- DIRECTIONS
Lift out all lines below that contain "JSON".

- SUPPLIED ENTRIES
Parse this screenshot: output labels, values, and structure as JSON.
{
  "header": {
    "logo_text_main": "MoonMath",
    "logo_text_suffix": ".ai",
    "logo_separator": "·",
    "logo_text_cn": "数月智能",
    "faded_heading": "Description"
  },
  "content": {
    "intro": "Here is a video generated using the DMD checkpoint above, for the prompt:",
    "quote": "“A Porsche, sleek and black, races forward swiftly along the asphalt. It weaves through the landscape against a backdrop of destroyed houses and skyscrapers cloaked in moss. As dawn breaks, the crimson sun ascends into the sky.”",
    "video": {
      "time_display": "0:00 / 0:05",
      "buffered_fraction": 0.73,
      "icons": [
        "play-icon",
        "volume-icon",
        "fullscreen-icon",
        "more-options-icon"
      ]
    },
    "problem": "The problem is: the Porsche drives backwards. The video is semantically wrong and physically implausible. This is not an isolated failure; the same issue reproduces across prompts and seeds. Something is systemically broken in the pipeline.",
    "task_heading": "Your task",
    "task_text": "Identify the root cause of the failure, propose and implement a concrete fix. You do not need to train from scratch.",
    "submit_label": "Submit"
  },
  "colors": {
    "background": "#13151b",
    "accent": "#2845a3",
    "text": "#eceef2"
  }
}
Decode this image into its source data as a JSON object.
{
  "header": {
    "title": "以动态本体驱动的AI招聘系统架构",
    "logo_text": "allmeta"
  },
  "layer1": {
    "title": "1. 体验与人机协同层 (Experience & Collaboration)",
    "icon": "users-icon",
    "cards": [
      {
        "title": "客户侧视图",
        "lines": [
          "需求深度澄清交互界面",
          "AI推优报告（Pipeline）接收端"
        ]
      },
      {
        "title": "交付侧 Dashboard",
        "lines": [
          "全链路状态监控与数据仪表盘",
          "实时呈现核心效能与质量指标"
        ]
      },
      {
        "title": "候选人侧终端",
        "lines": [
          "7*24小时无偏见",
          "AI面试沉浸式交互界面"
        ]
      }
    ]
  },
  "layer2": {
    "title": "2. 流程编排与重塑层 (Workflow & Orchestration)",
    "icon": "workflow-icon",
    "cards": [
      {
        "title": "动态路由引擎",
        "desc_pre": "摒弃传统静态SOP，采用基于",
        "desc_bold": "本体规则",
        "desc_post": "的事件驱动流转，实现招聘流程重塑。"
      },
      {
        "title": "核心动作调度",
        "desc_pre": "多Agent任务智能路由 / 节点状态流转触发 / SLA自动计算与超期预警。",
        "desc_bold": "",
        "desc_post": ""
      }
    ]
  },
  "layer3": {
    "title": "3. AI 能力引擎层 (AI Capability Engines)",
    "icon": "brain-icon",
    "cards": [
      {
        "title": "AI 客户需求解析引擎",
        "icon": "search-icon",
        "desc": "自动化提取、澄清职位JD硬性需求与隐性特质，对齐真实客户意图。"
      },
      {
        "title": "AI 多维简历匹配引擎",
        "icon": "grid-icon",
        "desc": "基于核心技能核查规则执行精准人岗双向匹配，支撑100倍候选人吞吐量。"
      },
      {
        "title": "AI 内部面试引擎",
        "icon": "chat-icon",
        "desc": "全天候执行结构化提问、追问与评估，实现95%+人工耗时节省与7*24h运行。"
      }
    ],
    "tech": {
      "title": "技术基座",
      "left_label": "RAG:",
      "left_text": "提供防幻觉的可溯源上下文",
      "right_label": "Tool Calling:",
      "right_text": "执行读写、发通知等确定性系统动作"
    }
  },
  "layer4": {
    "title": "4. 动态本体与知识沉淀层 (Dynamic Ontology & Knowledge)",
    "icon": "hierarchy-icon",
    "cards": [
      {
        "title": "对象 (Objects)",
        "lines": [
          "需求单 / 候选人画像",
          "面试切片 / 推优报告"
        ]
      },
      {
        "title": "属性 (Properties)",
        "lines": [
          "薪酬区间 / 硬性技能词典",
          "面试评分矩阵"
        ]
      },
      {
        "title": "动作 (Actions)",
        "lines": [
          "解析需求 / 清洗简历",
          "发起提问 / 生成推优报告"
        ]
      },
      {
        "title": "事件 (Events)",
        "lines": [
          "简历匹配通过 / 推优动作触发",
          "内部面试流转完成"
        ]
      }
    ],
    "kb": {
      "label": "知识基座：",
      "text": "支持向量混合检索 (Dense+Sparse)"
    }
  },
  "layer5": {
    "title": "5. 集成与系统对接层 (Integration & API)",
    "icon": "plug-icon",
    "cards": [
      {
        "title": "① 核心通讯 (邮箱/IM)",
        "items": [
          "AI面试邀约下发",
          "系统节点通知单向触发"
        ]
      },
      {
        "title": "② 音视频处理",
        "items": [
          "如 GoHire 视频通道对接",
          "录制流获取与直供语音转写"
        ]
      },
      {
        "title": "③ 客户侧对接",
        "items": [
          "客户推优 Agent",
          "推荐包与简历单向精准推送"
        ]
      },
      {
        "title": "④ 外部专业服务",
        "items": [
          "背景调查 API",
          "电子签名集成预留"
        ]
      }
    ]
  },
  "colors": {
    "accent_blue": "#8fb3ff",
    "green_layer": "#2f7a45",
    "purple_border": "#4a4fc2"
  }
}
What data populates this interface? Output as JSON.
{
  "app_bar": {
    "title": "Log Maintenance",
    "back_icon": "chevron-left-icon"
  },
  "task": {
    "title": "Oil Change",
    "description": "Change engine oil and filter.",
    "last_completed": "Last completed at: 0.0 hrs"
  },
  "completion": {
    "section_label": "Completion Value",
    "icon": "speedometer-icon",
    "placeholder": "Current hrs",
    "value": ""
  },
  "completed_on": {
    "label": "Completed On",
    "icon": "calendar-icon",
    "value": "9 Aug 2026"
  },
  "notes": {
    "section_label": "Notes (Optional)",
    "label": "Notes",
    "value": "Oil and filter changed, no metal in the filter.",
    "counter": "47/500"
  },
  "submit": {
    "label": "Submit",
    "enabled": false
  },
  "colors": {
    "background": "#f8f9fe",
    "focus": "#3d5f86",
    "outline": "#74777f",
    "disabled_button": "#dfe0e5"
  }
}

- RESULT FOR THIS TASK
Parse this screenshot: output labels, values, and structure as JSON.
Decode this image into its source data as a JSON object.
What data populates this interface? Output as JSON.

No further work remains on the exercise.